Theories of Video Editing

Video editing is as much of a creative art as it is a technical art, meaning that you’ll need to spend time developing your own personal style and flair as you become more comfortable with the basic processes of video editing. This will require you to learn about how editing contributes to the overall final product of any video project and since editing is one of the four basic elements of film, it is a fairly important process to understand. While you won’t need a BA in film studies, you will want to understand the basic premises of cinematic editing as well as some of the major techniques that professional editors utilize (like montage, shot reverse shot and the Kuleshov effect). These can be learned in a focused class or they can be picked up as part of an introduction to video editing course. There are more than a few on-demand courses that cover these theories and if you are at all interested in learning about editing techniques, you’ll be able to find quite a few high-quality free resources on YouTube or on platforms like Nebula, SkillShare or MasterClass.

Demo Reel Development and Professional Training

Finally, you’ll want to spend some time in a class that focuses on giving you the opportunity to build your demo reel (the sample track of edits that you give to employers to have them judge your talents) and gain an understanding of the professional lives of video editors. This means learning how to construct an application, apply for editing jobs and how to work in a collaborative studio environment.
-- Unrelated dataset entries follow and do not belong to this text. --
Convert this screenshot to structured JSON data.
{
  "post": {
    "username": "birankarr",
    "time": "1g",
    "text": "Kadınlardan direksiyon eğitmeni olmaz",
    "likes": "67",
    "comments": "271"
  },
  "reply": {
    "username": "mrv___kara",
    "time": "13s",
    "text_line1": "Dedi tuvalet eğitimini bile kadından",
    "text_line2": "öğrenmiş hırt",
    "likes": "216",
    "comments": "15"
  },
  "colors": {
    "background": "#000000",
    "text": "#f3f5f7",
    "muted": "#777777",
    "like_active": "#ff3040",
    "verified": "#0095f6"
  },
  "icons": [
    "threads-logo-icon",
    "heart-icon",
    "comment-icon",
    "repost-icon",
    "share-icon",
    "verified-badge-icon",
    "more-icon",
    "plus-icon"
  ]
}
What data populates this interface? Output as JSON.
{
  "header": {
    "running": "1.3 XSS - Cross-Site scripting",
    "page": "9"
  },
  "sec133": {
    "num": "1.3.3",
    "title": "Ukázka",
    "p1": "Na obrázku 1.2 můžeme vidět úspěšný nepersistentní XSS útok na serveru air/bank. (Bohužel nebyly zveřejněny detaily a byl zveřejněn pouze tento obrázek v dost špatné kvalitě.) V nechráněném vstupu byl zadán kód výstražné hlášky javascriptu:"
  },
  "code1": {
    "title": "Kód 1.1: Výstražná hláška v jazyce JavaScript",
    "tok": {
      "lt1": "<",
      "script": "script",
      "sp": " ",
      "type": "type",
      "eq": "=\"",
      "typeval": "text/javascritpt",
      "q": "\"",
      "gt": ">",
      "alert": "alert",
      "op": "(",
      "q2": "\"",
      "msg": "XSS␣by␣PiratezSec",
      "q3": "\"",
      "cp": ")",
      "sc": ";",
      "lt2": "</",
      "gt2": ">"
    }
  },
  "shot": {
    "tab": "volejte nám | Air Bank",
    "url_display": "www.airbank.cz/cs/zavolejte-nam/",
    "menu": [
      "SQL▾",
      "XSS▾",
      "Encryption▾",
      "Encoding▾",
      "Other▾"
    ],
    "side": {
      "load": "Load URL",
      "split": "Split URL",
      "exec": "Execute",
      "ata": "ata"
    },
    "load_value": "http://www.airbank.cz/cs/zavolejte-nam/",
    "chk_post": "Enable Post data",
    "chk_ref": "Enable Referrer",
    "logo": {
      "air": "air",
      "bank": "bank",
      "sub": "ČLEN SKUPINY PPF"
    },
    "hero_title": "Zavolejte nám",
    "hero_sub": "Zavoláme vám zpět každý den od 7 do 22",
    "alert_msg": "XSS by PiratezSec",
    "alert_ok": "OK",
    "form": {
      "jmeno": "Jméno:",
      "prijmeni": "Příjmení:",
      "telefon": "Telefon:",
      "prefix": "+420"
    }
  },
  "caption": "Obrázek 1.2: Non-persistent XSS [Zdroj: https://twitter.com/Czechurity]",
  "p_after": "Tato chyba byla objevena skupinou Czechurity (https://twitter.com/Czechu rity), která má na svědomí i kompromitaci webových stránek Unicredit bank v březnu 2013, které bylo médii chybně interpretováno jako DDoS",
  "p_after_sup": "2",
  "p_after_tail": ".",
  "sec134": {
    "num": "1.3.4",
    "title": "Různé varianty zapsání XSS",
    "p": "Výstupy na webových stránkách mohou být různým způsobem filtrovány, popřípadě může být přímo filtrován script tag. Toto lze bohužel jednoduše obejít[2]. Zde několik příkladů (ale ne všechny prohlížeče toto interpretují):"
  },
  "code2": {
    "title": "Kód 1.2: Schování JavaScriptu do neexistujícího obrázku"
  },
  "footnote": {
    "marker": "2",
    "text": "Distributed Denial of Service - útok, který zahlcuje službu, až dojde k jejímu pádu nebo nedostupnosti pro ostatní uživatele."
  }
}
While these skills will be developed in the other courses offered, it can pay dividends to enroll in specific classes designed for the purpose of helping you develop your demo reel and prepare you for the practical, day-to-day work of finding and holding onto a video editing job.

Learn Video Editing Skills with Noble Desktop
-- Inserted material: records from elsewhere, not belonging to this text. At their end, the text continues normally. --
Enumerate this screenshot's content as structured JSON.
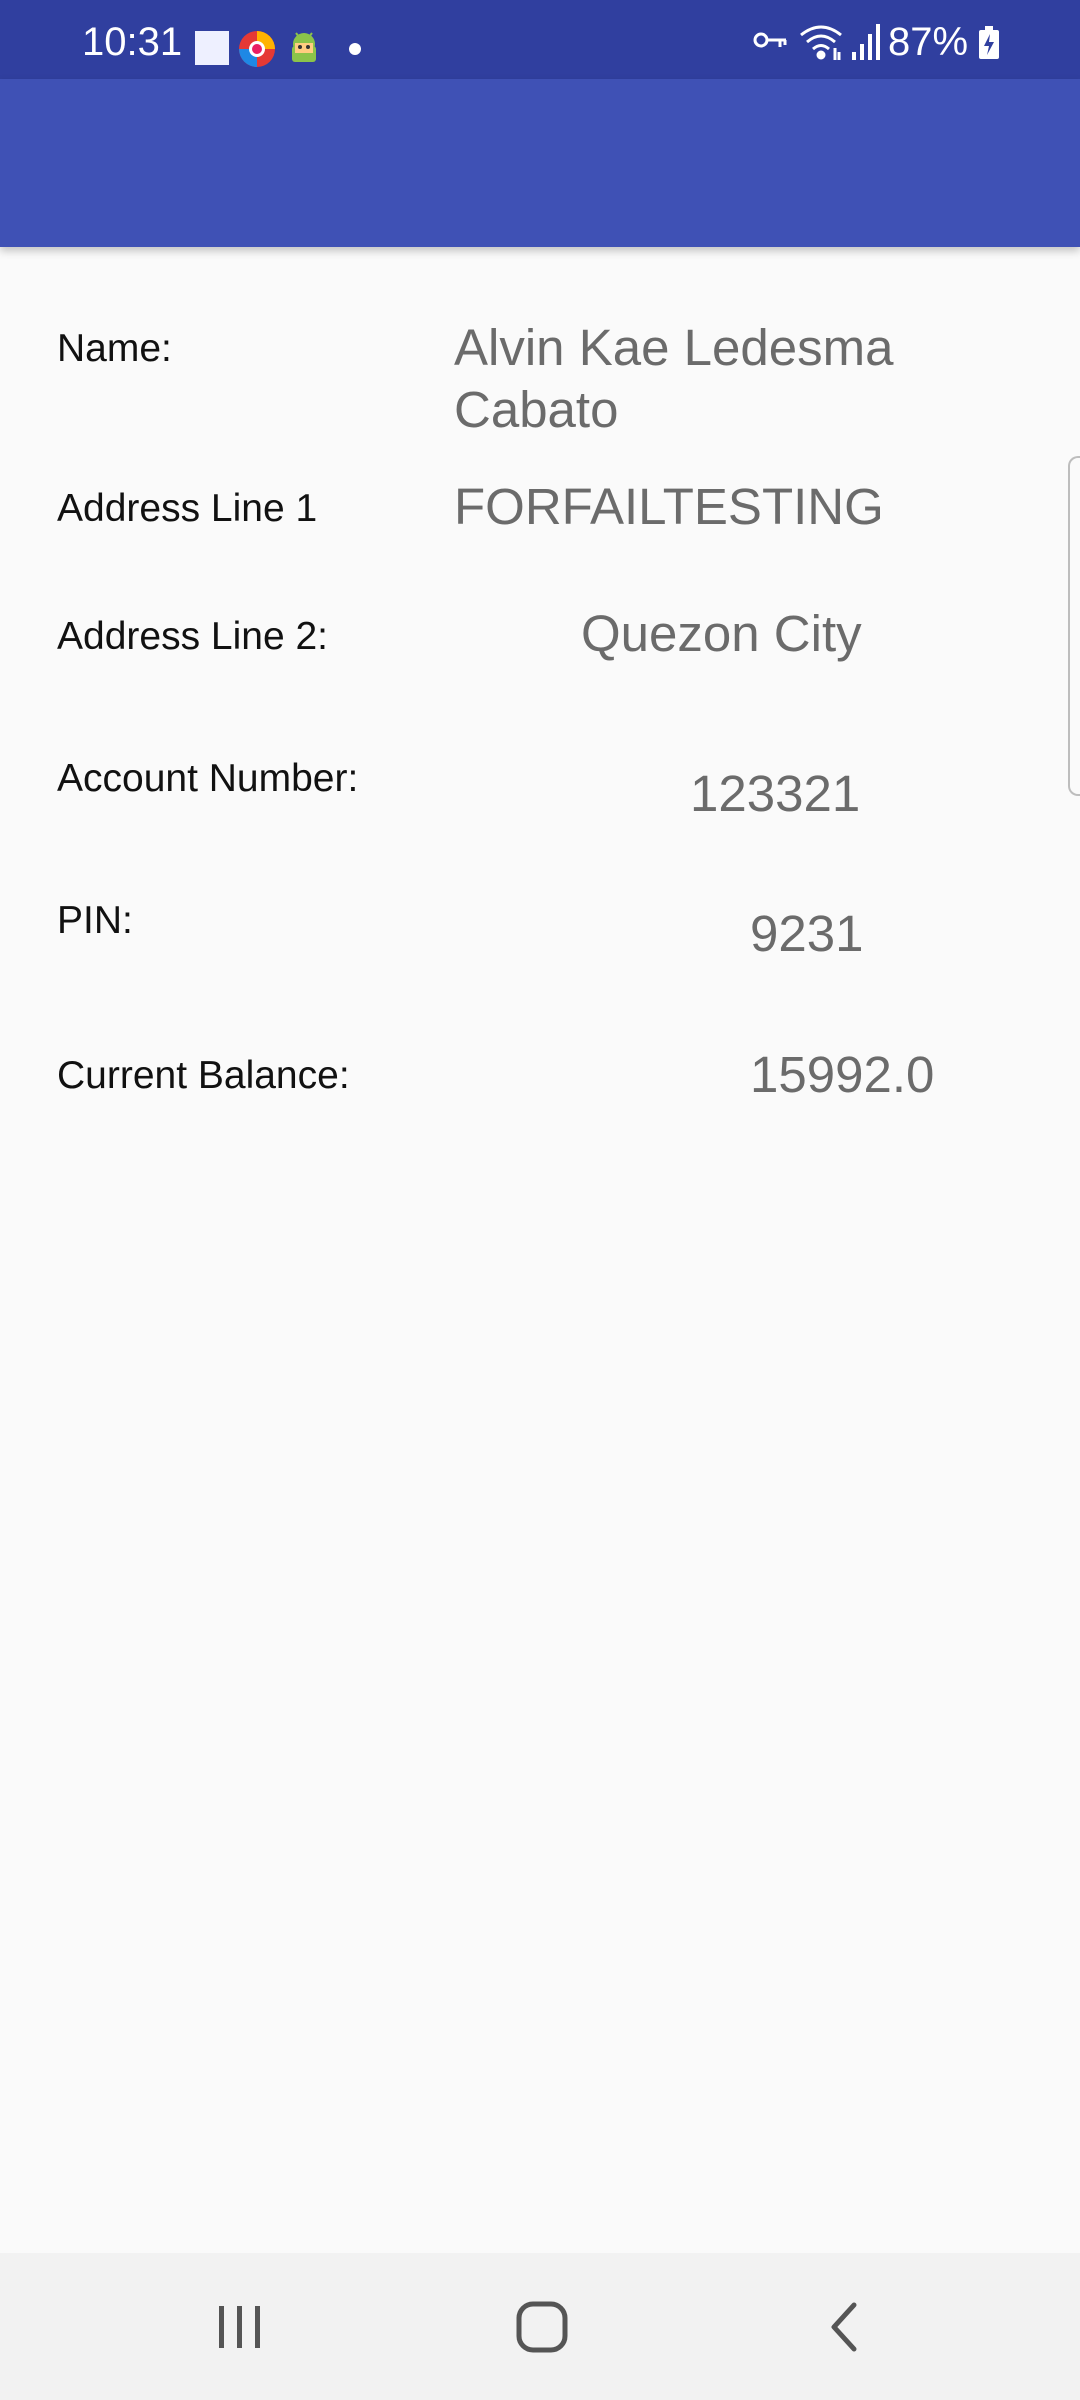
{
  "status_bar": {
    "time": "10:31",
    "battery": "87%",
    "notification_icons": [
      "white-square-icon",
      "browser-icon",
      "android-icon",
      "dot-icon"
    ],
    "system_icons": [
      "vpn-key-icon",
      "wifi-icon",
      "signal-icon",
      "battery-charging-icon"
    ]
  },
  "colors": {
    "status_bar": "#303f9f",
    "app_bar": "#3f51b5",
    "background": "#fafafa",
    "label_text": "#111111",
    "value_text": "#6b6b6b"
  },
  "fields": {
    "name": {
      "label": "Name:",
      "value_line1": "Alvin Kae Ledesma",
      "value_line2": "Cabato"
    },
    "address1": {
      "label": "Address Line 1",
      "value": "FORFAILTESTING"
    },
    "address2": {
      "label": "Address Line 2:",
      "value": "Quezon City"
    },
    "account_number": {
      "label": "Account Number:",
      "value": "123321"
    },
    "pin": {
      "label": "PIN:",
      "value": "9231"
    },
    "current_balance": {
      "label": "Current Balance:",
      "value": "15992.0"
    }
  },
  "nav_bar": {
    "recents": "recents-icon",
    "home": "home-icon",
    "back": "back-icon"
  }
}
Regardless of how much money you want to spend learning video editing, Noble Desktop has a course that is built to fit your needs. Students looking for a detailed, professional training program can spend 126 classroom hours learning video editing skills in the Video Editing and Motion Graphics Certificate program. In this course, students with no background in video editing can prepare themselves for a career in the industry in full-time or part-time sessions. Students will learn how to edit complex video content using Premiere Pro, After Effects and Audition, and since this is a career-focused course, students will build an application-quality demo reel to demonstrate their skills as aspiring Video Editors.

Students seeking a more accelerated training program should consider enrolling in a course like the Premiere Pro Bootcamp. Over three days, students will get hands-on experience working with Premiere Pro, and they will learn everything from basic to advanced skills and get a handle on working with Premiere Pro at a professional level. Students will learn how to navigate the user interface and make simple cuts in one or more video files. They will also learn the basics of maintaining continuity, aligning audio and keeping their video project moving smoothly. Then, students will learn how to work with multiple video files, multi-step edits and adding, removing and cleaning audio files.

Finally, students looking for a quick introduction to video editing can enroll in the Premiere Pro in a Day course. This course will give students six hours of hands-on Premiere Pro training to help them become familiar with the interface and the basic process of uploading video files and working with them in the Premiere Pro interface. Students will learn how to clip and merge video files, and they will learn the basic philosophies that go into creating edited video content. This course is a quick introduction to the application for students looking to learn more about the tools and begin experimenting with Premiere Pro.